What needs to be done
The line containing "Output a JSON", and every line after it to the end of the listing, should be repeated exactly; the pictures should not.

Segment Open

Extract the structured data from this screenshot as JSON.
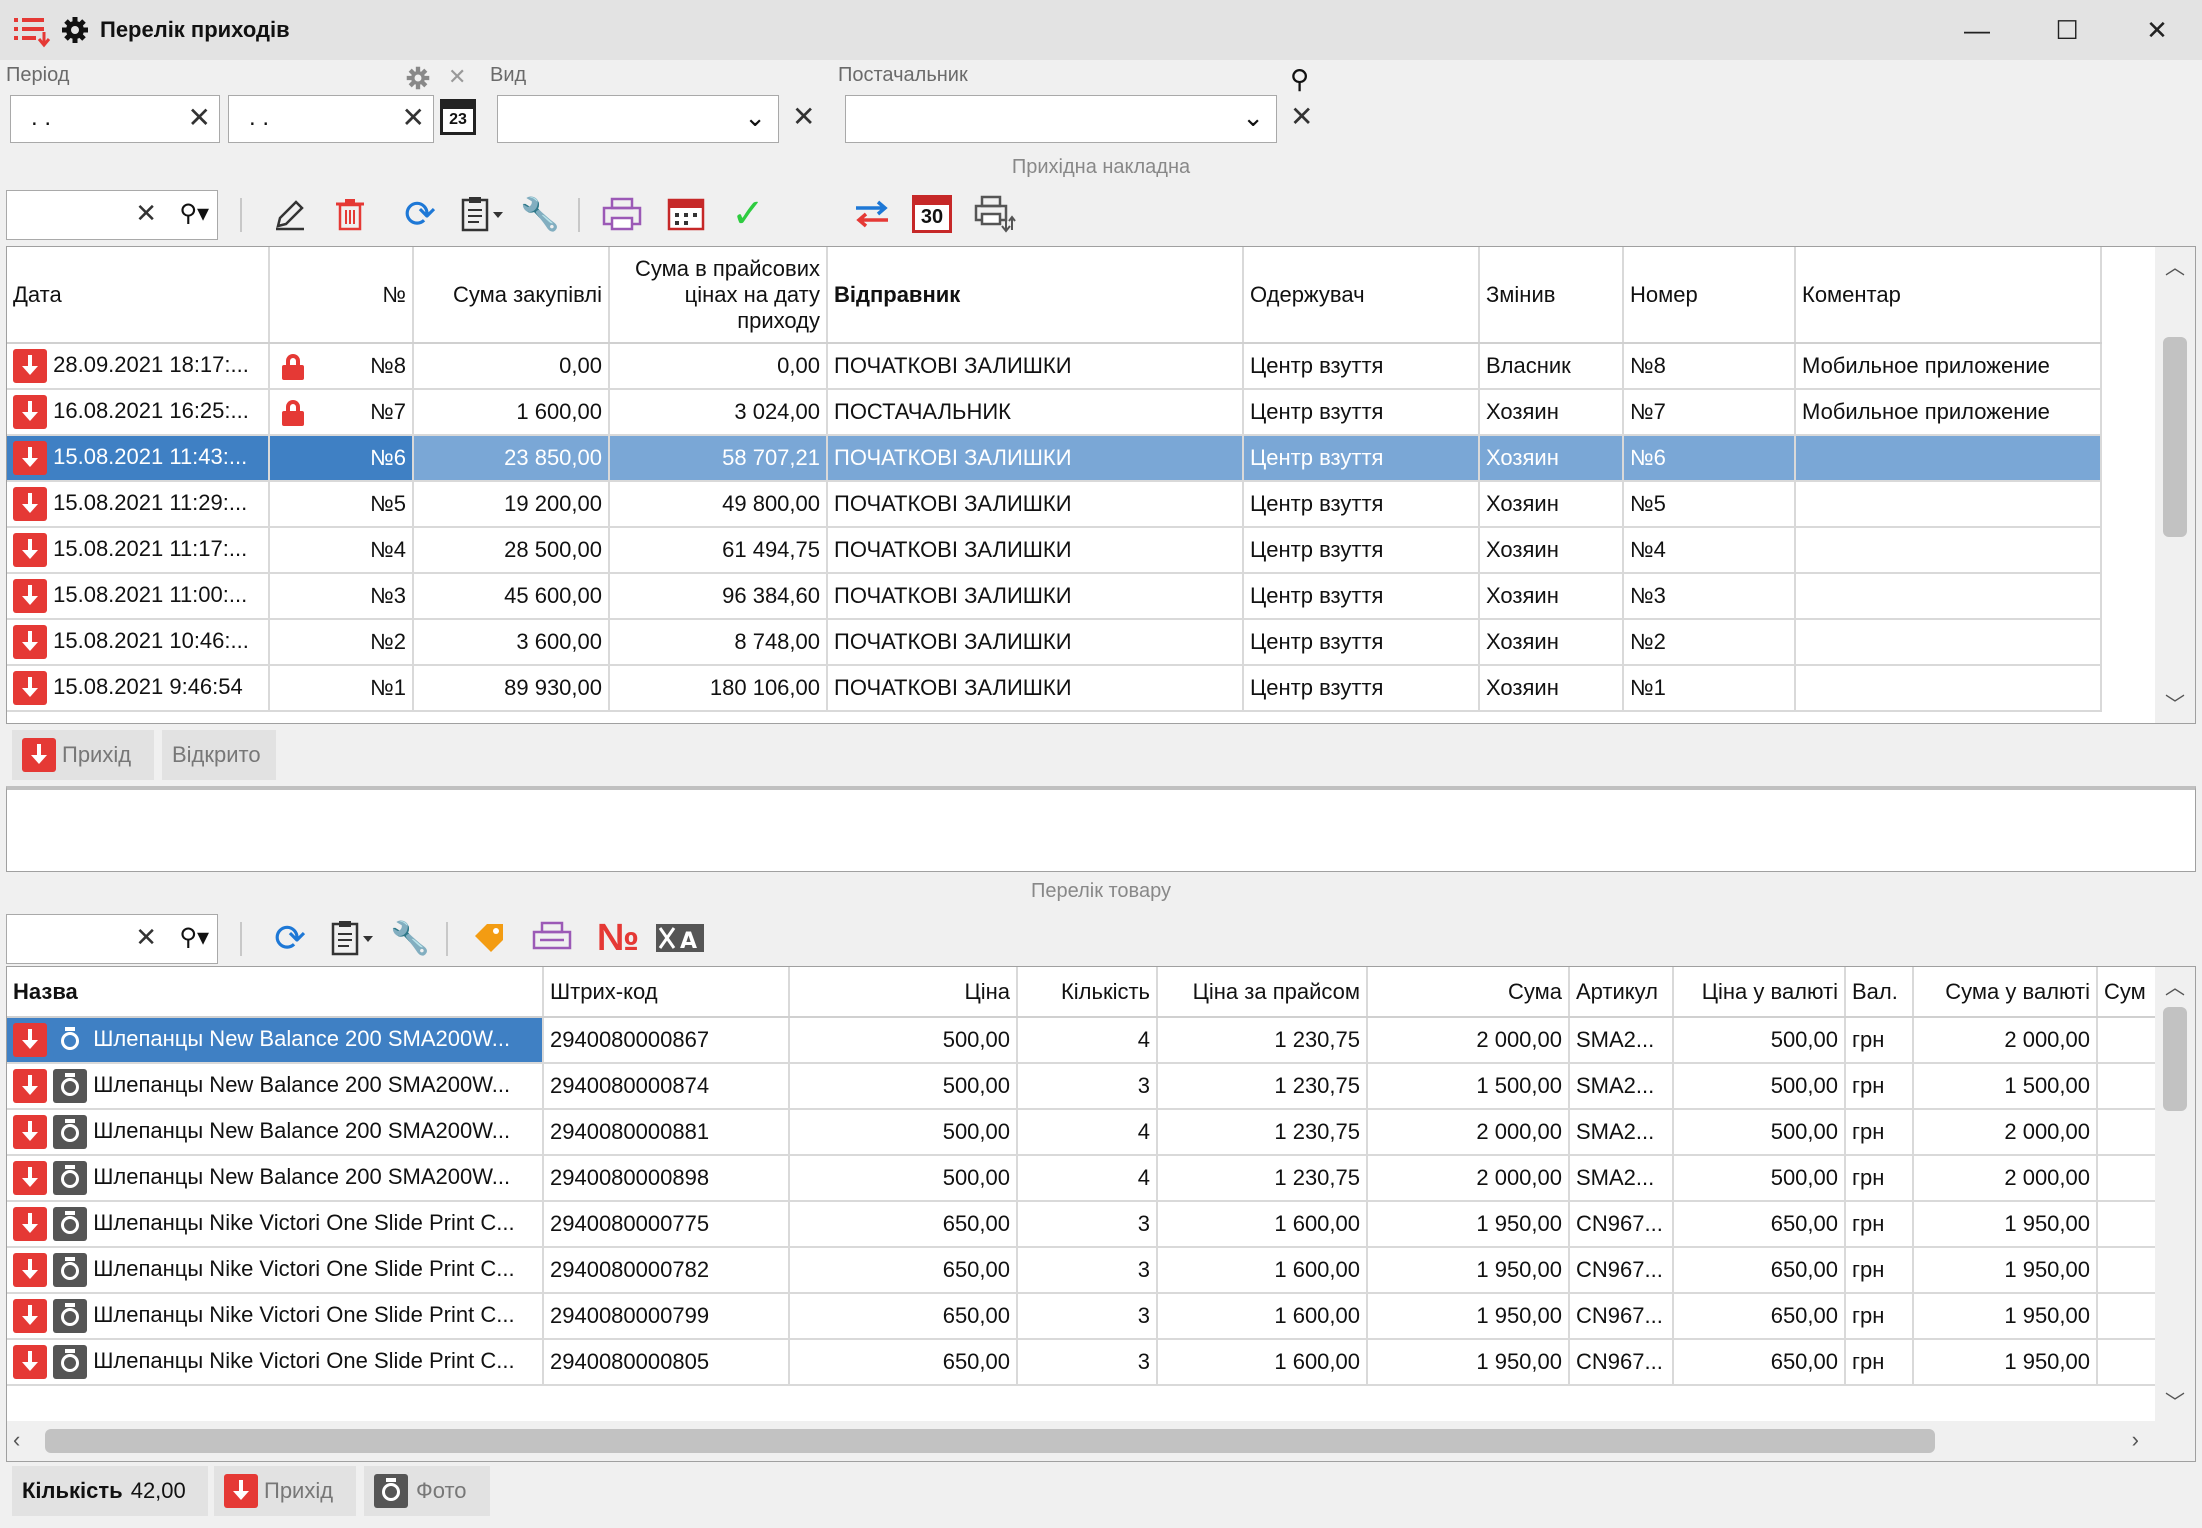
{
  "window": {
    "title": "Перелік приходів"
  },
  "filters": {
    "period_label": "Період",
    "period_from": ". .",
    "period_to": ". .",
    "calendar_day": "23",
    "kind_label": "Вид",
    "kind_value": "",
    "supplier_label": "Постачальник",
    "supplier_value": ""
  },
  "invoice_section": {
    "title": "Прихідна накладна",
    "search_value": "",
    "report_day": "30"
  },
  "invoices": {
    "columns": [
      "Дата",
      "№",
      "Сума закупівлі",
      "Сума в прайсових цінах на дату приходу",
      "Відправник",
      "Одержувач",
      "Змінив",
      "Номер",
      "Коментар"
    ],
    "rows": [
      {
        "date": "28.09.2021 18:17:...",
        "locked": true,
        "no": "№8",
        "purchase": "0,00",
        "price_sum": "0,00",
        "sender": "ПОЧАТКОВІ ЗАЛИШКИ",
        "receiver": "Центр взуття",
        "changed": "Власник",
        "number": "№8",
        "comment": "Мобильное приложение"
      },
      {
        "date": "16.08.2021 16:25:...",
        "locked": true,
        "no": "№7",
        "purchase": "1 600,00",
        "price_sum": "3 024,00",
        "sender": "ПОСТАЧАЛЬНИК",
        "receiver": "Центр взуття",
        "changed": "Хозяин",
        "number": "№7",
        "comment": "Мобильное приложение"
      },
      {
        "date": "15.08.2021 11:43:...",
        "locked": false,
        "selected": true,
        "no": "№6",
        "purchase": "23 850,00",
        "price_sum": "58 707,21",
        "sender": "ПОЧАТКОВІ ЗАЛИШКИ",
        "receiver": "Центр взуття",
        "changed": "Хозяин",
        "number": "№6",
        "comment": ""
      },
      {
        "date": "15.08.2021 11:29:...",
        "locked": false,
        "no": "№5",
        "purchase": "19 200,00",
        "price_sum": "49 800,00",
        "sender": "ПОЧАТКОВІ ЗАЛИШКИ",
        "receiver": "Центр взуття",
        "changed": "Хозяин",
        "number": "№5",
        "comment": ""
      },
      {
        "date": "15.08.2021 11:17:...",
        "locked": false,
        "no": "№4",
        "purchase": "28 500,00",
        "price_sum": "61 494,75",
        "sender": "ПОЧАТКОВІ ЗАЛИШКИ",
        "receiver": "Центр взуття",
        "changed": "Хозяин",
        "number": "№4",
        "comment": ""
      },
      {
        "date": "15.08.2021 11:00:...",
        "locked": false,
        "no": "№3",
        "purchase": "45 600,00",
        "price_sum": "96 384,60",
        "sender": "ПОЧАТКОВІ ЗАЛИШКИ",
        "receiver": "Центр взуття",
        "changed": "Хозяин",
        "number": "№3",
        "comment": ""
      },
      {
        "date": "15.08.2021 10:46:...",
        "locked": false,
        "no": "№2",
        "purchase": "3 600,00",
        "price_sum": "8 748,00",
        "sender": "ПОЧАТКОВІ ЗАЛИШКИ",
        "receiver": "Центр взуття",
        "changed": "Хозяин",
        "number": "№2",
        "comment": ""
      },
      {
        "date": "15.08.2021 9:46:54",
        "locked": false,
        "no": "№1",
        "purchase": "89 930,00",
        "price_sum": "180 106,00",
        "sender": "ПОЧАТКОВІ ЗАЛИШКИ",
        "receiver": "Центр взуття",
        "changed": "Хозяин",
        "number": "№1",
        "comment": ""
      }
    ]
  },
  "invoice_tags": {
    "income": "Прихід",
    "open": "Відкрито"
  },
  "goods_section": {
    "title": "Перелік товару",
    "search_value": ""
  },
  "goods": {
    "columns": [
      "Назва",
      "Штрих-код",
      "Ціна",
      "Кількість",
      "Ціна за прайсом",
      "Сума",
      "Артикул",
      "Ціна у валюті",
      "Вал.",
      "Сума у валюті",
      "Сум"
    ],
    "rows": [
      {
        "name": "Шлепанцы New Balance 200 SMA200W...",
        "barcode": "2940080000867",
        "price": "500,00",
        "qty": "4",
        "list_price": "1 230,75",
        "sum": "2 000,00",
        "article": "SMA2...",
        "cur_price": "500,00",
        "cur": "грн",
        "cur_sum": "2 000,00",
        "selected": true
      },
      {
        "name": "Шлепанцы New Balance 200 SMA200W...",
        "barcode": "2940080000874",
        "price": "500,00",
        "qty": "3",
        "list_price": "1 230,75",
        "sum": "1 500,00",
        "article": "SMA2...",
        "cur_price": "500,00",
        "cur": "грн",
        "cur_sum": "1 500,00"
      },
      {
        "name": "Шлепанцы New Balance 200 SMA200W...",
        "barcode": "2940080000881",
        "price": "500,00",
        "qty": "4",
        "list_price": "1 230,75",
        "sum": "2 000,00",
        "article": "SMA2...",
        "cur_price": "500,00",
        "cur": "грн",
        "cur_sum": "2 000,00"
      },
      {
        "name": "Шлепанцы New Balance 200 SMA200W...",
        "barcode": "2940080000898",
        "price": "500,00",
        "qty": "4",
        "list_price": "1 230,75",
        "sum": "2 000,00",
        "article": "SMA2...",
        "cur_price": "500,00",
        "cur": "грн",
        "cur_sum": "2 000,00"
      },
      {
        "name": "Шлепанцы Nike Victori One Slide Print C...",
        "barcode": "2940080000775",
        "price": "650,00",
        "qty": "3",
        "list_price": "1 600,00",
        "sum": "1 950,00",
        "article": "CN967...",
        "cur_price": "650,00",
        "cur": "грн",
        "cur_sum": "1 950,00"
      },
      {
        "name": "Шлепанцы Nike Victori One Slide Print C...",
        "barcode": "2940080000782",
        "price": "650,00",
        "qty": "3",
        "list_price": "1 600,00",
        "sum": "1 950,00",
        "article": "CN967...",
        "cur_price": "650,00",
        "cur": "грн",
        "cur_sum": "1 950,00"
      },
      {
        "name": "Шлепанцы Nike Victori One Slide Print C...",
        "barcode": "2940080000799",
        "price": "650,00",
        "qty": "3",
        "list_price": "1 600,00",
        "sum": "1 950,00",
        "article": "CN967...",
        "cur_price": "650,00",
        "cur": "грн",
        "cur_sum": "1 950,00"
      },
      {
        "name": "Шлепанцы Nike Victori One Slide Print C...",
        "barcode": "2940080000805",
        "price": "650,00",
        "qty": "3",
        "list_price": "1 600,00",
        "sum": "1 950,00",
        "article": "CN967...",
        "cur_price": "650,00",
        "cur": "грн",
        "cur_sum": "1 950,00"
      }
    ]
  },
  "footer": {
    "qty_label": "Кількість",
    "qty_value": "42,00",
    "income": "Прихід",
    "photo": "Фото"
  },
  "icons": {
    "menu": "list-menu-icon",
    "settings": "gear-icon",
    "calendar": "calendar-icon",
    "search": "search-icon"
  },
  "colors": {
    "accent_red": "#e53935",
    "selection": "#7aa7d6",
    "selection_dark": "#3f80c4"
  }
}
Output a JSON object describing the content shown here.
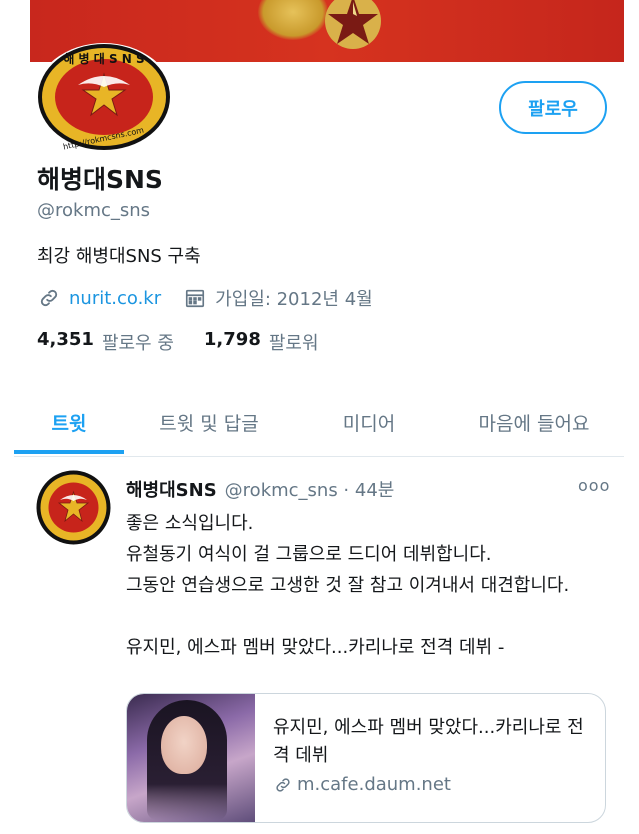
{
  "profile": {
    "follow_label": "팔로우",
    "name": "해병대SNS",
    "handle": "@rokmc_sns",
    "bio": "최강 해병대SNS 구축",
    "link": "nurit.co.kr",
    "joined": "가입일: 2012년 4월",
    "following_count": "4,351",
    "following_label": "팔로우 중",
    "followers_count": "1,798",
    "followers_label": "팔로워",
    "avatar_ring_text": "해 병 대 S N S",
    "avatar_url_text": "http://rokmcsns.com"
  },
  "tabs": [
    {
      "label": "트윗",
      "active": true
    },
    {
      "label": "트윗 및 답글",
      "active": false
    },
    {
      "label": "미디어",
      "active": false
    },
    {
      "label": "마음에 들어요",
      "active": false
    }
  ],
  "tweet": {
    "name": "해병대SNS",
    "handle_time": "@rokmc_sns · 44분",
    "more": "ooo",
    "body": "좋은 소식입니다.\n유철동기 여식이 걸 그룹으로 드디어 데뷔합니다.\n그동안 연습생으로 고생한 것 잘 참고 이겨내서 대견합니다.\n\n유지민, 에스파 멤버 맞았다...카리나로 전격 데뷔 -",
    "card": {
      "title": "유지민, 에스파 멤버 맞았다...카리나로 전격 데뷔",
      "url": "m.cafe.daum.net"
    }
  },
  "colors": {
    "accent": "#1da1f2",
    "link": "#1b95e0",
    "muted": "#657786",
    "banner": "#c8271d"
  },
  "icons": [
    "link-icon",
    "calendar-icon",
    "more-icon"
  ]
}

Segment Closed

Solution
Output a JSON object describing the content shown here.
{
  "profile": {
    "follow_label": "팔로우",
    "name": "해병대SNS",
    "handle": "@rokmc_sns",
    "bio": "최강 해병대SNS 구축",
    "link": "nurit.co.kr",
    "joined": "가입일: 2012년 4월",
    "following_count": "4,351",
    "following_label": "팔로우 중",
    "followers_count": "1,798",
    "followers_label": "팔로워",
    "avatar_ring_text": "해 병 대 S N S",
    "avatar_url_text": "http://rokmcsns.com"
  },
  "tabs": [
    {
      "label": "트윗",
      "active": true
    },
    {
      "label": "트윗 및 답글",
      "active": false
    },
    {
      "label": "미디어",
      "active": false
    },
    {
      "label": "마음에 들어요",
      "active": false
    }
  ],
  "tweet": {
    "name": "해병대SNS",
    "handle_time": "@rokmc_sns · 44분",
    "more": "ooo",
    "body": "좋은 소식입니다.\n유철동기 여식이 걸 그룹으로 드디어 데뷔합니다.\n그동안 연습생으로 고생한 것 잘 참고 이겨내서 대견합니다.\n\n유지민, 에스파 멤버 맞았다...카리나로 전격 데뷔 -",
    "card": {
      "title": "유지민, 에스파 멤버 맞았다...카리나로 전격 데뷔",
      "url": "m.cafe.daum.net"
    }
  },
  "colors": {
    "accent": "#1da1f2",
    "link": "#1b95e0",
    "muted": "#657786",
    "banner": "#c8271d"
  },
  "icons": [
    "link-icon",
    "calendar-icon",
    "more-icon"
  ]
}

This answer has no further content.